> **Task goal**: Without including any pictures, copy every line below exactly.

> **Available records**:
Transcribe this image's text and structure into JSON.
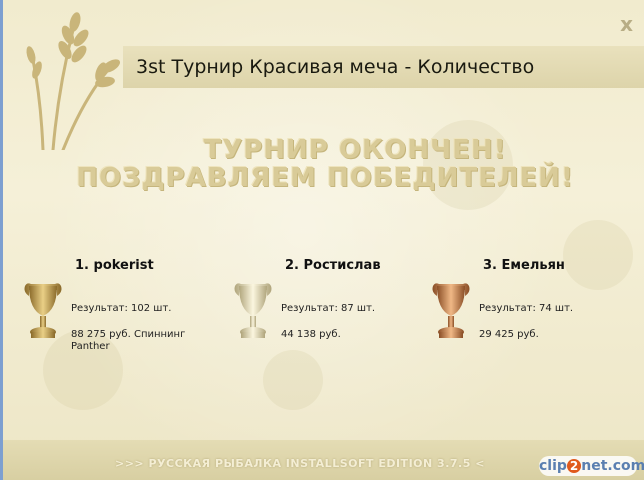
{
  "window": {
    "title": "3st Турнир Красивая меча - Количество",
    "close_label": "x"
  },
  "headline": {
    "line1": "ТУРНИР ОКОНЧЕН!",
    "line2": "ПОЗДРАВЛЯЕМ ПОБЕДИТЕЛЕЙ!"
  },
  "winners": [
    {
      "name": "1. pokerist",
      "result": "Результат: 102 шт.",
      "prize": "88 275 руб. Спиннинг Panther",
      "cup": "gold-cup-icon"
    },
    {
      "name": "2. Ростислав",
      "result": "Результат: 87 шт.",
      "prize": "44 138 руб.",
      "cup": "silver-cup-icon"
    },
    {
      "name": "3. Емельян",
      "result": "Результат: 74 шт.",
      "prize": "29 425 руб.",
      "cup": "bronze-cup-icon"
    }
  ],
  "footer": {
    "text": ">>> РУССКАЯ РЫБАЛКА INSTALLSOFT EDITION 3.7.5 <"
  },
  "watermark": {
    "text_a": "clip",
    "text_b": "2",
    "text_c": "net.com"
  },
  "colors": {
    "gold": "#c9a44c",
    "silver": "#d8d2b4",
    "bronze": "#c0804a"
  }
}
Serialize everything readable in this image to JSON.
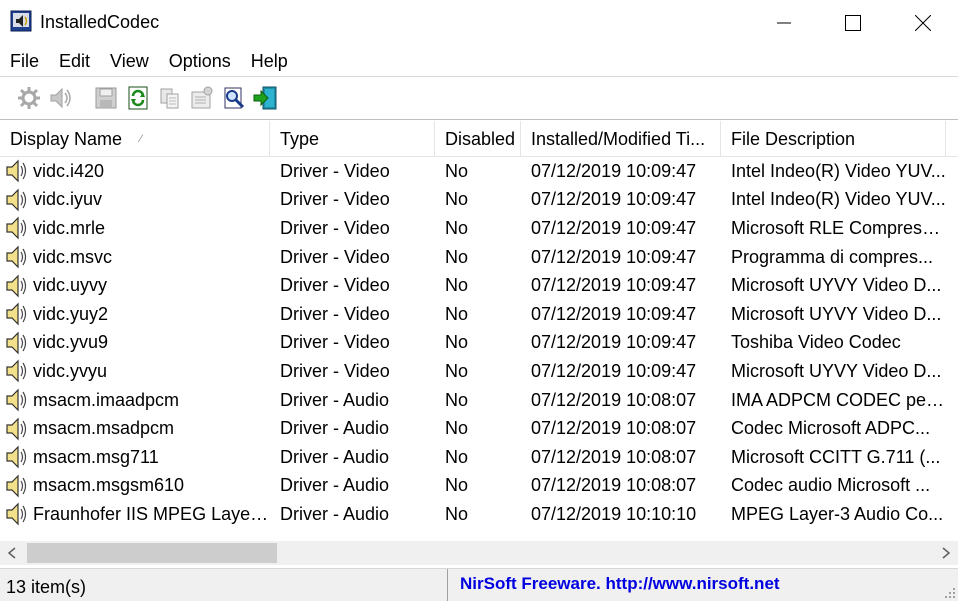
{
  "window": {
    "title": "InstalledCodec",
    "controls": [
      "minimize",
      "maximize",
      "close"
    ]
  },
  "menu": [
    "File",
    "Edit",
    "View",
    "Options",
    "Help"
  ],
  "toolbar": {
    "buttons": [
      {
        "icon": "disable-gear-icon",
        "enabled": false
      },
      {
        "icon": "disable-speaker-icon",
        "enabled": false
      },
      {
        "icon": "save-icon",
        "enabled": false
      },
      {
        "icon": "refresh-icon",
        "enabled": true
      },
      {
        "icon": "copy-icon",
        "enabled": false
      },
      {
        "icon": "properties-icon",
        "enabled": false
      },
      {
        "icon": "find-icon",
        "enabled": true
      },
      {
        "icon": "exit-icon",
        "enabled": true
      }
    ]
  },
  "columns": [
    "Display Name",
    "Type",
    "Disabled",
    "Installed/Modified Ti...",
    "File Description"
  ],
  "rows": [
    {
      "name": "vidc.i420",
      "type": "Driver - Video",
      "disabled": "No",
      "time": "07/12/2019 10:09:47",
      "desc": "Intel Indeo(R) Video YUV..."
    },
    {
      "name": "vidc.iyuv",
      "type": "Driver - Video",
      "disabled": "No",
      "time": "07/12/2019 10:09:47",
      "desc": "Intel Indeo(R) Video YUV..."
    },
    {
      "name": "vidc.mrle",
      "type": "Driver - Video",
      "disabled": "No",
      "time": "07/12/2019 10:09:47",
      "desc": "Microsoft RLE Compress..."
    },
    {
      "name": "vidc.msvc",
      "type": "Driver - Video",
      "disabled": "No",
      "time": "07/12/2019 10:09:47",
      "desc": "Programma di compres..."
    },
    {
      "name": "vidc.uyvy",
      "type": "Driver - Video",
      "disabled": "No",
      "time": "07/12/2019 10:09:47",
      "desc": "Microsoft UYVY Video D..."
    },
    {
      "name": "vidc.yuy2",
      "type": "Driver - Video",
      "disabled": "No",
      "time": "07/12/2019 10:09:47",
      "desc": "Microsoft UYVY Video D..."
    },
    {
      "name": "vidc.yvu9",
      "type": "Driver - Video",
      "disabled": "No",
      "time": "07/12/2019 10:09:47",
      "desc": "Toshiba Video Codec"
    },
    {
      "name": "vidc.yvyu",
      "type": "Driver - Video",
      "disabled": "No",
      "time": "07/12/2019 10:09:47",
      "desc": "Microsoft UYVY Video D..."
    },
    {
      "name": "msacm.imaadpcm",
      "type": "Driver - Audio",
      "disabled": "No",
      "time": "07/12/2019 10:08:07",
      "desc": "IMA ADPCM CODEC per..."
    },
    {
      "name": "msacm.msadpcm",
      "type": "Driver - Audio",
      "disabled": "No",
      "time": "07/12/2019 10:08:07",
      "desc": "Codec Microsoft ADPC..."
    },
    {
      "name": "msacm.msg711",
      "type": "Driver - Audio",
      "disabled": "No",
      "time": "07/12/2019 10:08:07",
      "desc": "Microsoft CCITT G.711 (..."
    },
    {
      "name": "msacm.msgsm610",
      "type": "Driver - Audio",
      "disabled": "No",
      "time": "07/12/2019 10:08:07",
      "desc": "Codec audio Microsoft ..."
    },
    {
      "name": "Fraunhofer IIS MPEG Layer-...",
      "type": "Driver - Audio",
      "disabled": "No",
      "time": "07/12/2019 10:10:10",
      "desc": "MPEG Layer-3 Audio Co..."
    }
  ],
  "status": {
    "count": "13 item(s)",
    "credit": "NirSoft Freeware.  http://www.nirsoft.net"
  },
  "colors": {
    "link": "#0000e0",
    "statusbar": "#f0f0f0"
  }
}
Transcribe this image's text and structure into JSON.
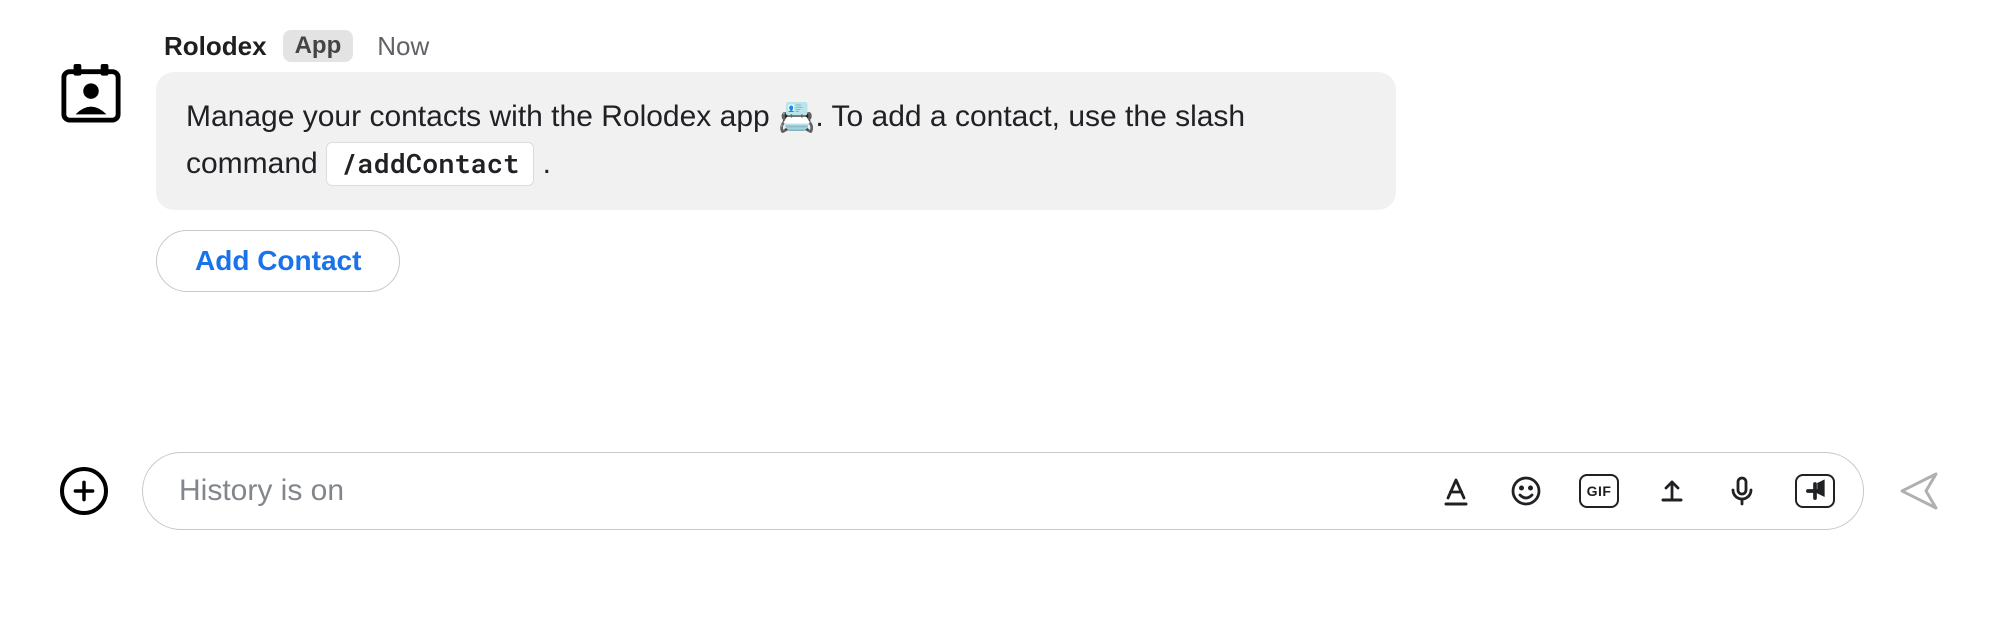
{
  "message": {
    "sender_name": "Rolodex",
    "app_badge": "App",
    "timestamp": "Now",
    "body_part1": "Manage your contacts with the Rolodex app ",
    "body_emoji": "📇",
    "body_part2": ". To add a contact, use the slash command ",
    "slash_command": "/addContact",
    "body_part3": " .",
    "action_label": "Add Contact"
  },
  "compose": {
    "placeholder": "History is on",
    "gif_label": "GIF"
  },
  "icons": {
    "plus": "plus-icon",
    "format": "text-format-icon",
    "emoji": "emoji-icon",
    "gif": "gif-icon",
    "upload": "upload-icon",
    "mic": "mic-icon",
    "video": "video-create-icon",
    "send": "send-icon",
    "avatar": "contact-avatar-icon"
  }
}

> **Final answer**:
Transcribe this image's text and structure into JSON.
{
  "window": {
    "title": "3st Турнир Красивая меча - Количество",
    "close_label": "x"
  },
  "headline": {
    "line1": "ТУРНИР ОКОНЧЕН!",
    "line2": "ПОЗДРАВЛЯЕМ ПОБЕДИТЕЛЕЙ!"
  },
  "winners": [
    {
      "name": "1. pokerist",
      "result": "Результат: 102 шт.",
      "prize": "88 275 руб. Спиннинг Panther",
      "cup": "gold-cup-icon"
    },
    {
      "name": "2. Ростислав",
      "result": "Результат: 87 шт.",
      "prize": "44 138 руб.",
      "cup": "silver-cup-icon"
    },
    {
      "name": "3. Емельян",
      "result": "Результат: 74 шт.",
      "prize": "29 425 руб.",
      "cup": "bronze-cup-icon"
    }
  ],
  "footer": {
    "text": ">>> РУССКАЯ РЫБАЛКА INSTALLSOFT EDITION 3.7.5 <"
  },
  "watermark": {
    "text_a": "clip",
    "text_b": "2",
    "text_c": "net.com"
  },
  "colors": {
    "gold": "#c9a44c",
    "silver": "#d8d2b4",
    "bronze": "#c0804a"
  }
}
Serialize everything readable in this image to JSON.
{
  "window": {
    "title": "InstalledCodec",
    "controls": [
      "minimize",
      "maximize",
      "close"
    ]
  },
  "menu": [
    "File",
    "Edit",
    "View",
    "Options",
    "Help"
  ],
  "toolbar": {
    "buttons": [
      {
        "icon": "disable-gear-icon",
        "enabled": false
      },
      {
        "icon": "disable-speaker-icon",
        "enabled": false
      },
      {
        "icon": "save-icon",
        "enabled": false
      },
      {
        "icon": "refresh-icon",
        "enabled": true
      },
      {
        "icon": "copy-icon",
        "enabled": false
      },
      {
        "icon": "properties-icon",
        "enabled": false
      },
      {
        "icon": "find-icon",
        "enabled": true
      },
      {
        "icon": "exit-icon",
        "enabled": true
      }
    ]
  },
  "columns": [
    "Display Name",
    "Type",
    "Disabled",
    "Installed/Modified Ti...",
    "File Description"
  ],
  "rows": [
    {
      "name": "vidc.i420",
      "type": "Driver - Video",
      "disabled": "No",
      "time": "07/12/2019 10:09:47",
      "desc": "Intel Indeo(R) Video YUV..."
    },
    {
      "name": "vidc.iyuv",
      "type": "Driver - Video",
      "disabled": "No",
      "time": "07/12/2019 10:09:47",
      "desc": "Intel Indeo(R) Video YUV..."
    },
    {
      "name": "vidc.mrle",
      "type": "Driver - Video",
      "disabled": "No",
      "time": "07/12/2019 10:09:47",
      "desc": "Microsoft RLE Compress..."
    },
    {
      "name": "vidc.msvc",
      "type": "Driver - Video",
      "disabled": "No",
      "time": "07/12/2019 10:09:47",
      "desc": "Programma di compres..."
    },
    {
      "name": "vidc.uyvy",
      "type": "Driver - Video",
      "disabled": "No",
      "time": "07/12/2019 10:09:47",
      "desc": "Microsoft UYVY Video D..."
    },
    {
      "name": "vidc.yuy2",
      "type": "Driver - Video",
      "disabled": "No",
      "time": "07/12/2019 10:09:47",
      "desc": "Microsoft UYVY Video D..."
    },
    {
      "name": "vidc.yvu9",
      "type": "Driver - Video",
      "disabled": "No",
      "time": "07/12/2019 10:09:47",
      "desc": "Toshiba Video Codec"
    },
    {
      "name": "vidc.yvyu",
      "type": "Driver - Video",
      "disabled": "No",
      "time": "07/12/2019 10:09:47",
      "desc": "Microsoft UYVY Video D..."
    },
    {
      "name": "msacm.imaadpcm",
      "type": "Driver - Audio",
      "disabled": "No",
      "time": "07/12/2019 10:08:07",
      "desc": "IMA ADPCM CODEC per..."
    },
    {
      "name": "msacm.msadpcm",
      "type": "Driver - Audio",
      "disabled": "No",
      "time": "07/12/2019 10:08:07",
      "desc": "Codec Microsoft ADPC..."
    },
    {
      "name": "msacm.msg711",
      "type": "Driver - Audio",
      "disabled": "No",
      "time": "07/12/2019 10:08:07",
      "desc": "Microsoft CCITT G.711 (..."
    },
    {
      "name": "msacm.msgsm610",
      "type": "Driver - Audio",
      "disabled": "No",
      "time": "07/12/2019 10:08:07",
      "desc": "Codec audio Microsoft ..."
    },
    {
      "name": "Fraunhofer IIS MPEG Layer-...",
      "type": "Driver - Audio",
      "disabled": "No",
      "time": "07/12/2019 10:10:10",
      "desc": "MPEG Layer-3 Audio Co..."
    }
  ],
  "status": {
    "count": "13 item(s)",
    "credit": "NirSoft Freeware.  http://www.nirsoft.net"
  },
  "colors": {
    "link": "#0000e0",
    "statusbar": "#f0f0f0"
  }
}
Transcribe this image's text and structure into JSON.
{
  "message": {
    "sender_name": "Rolodex",
    "app_badge": "App",
    "timestamp": "Now",
    "body_part1": "Manage your contacts with the Rolodex app ",
    "body_emoji": "📇",
    "body_part2": ". To add a contact, use the slash command ",
    "slash_command": "/addContact",
    "body_part3": " .",
    "action_label": "Add Contact"
  },
  "compose": {
    "placeholder": "History is on",
    "gif_label": "GIF"
  },
  "icons": {
    "plus": "plus-icon",
    "format": "text-format-icon",
    "emoji": "emoji-icon",
    "gif": "gif-icon",
    "upload": "upload-icon",
    "mic": "mic-icon",
    "video": "video-create-icon",
    "send": "send-icon",
    "avatar": "contact-avatar-icon"
  }
}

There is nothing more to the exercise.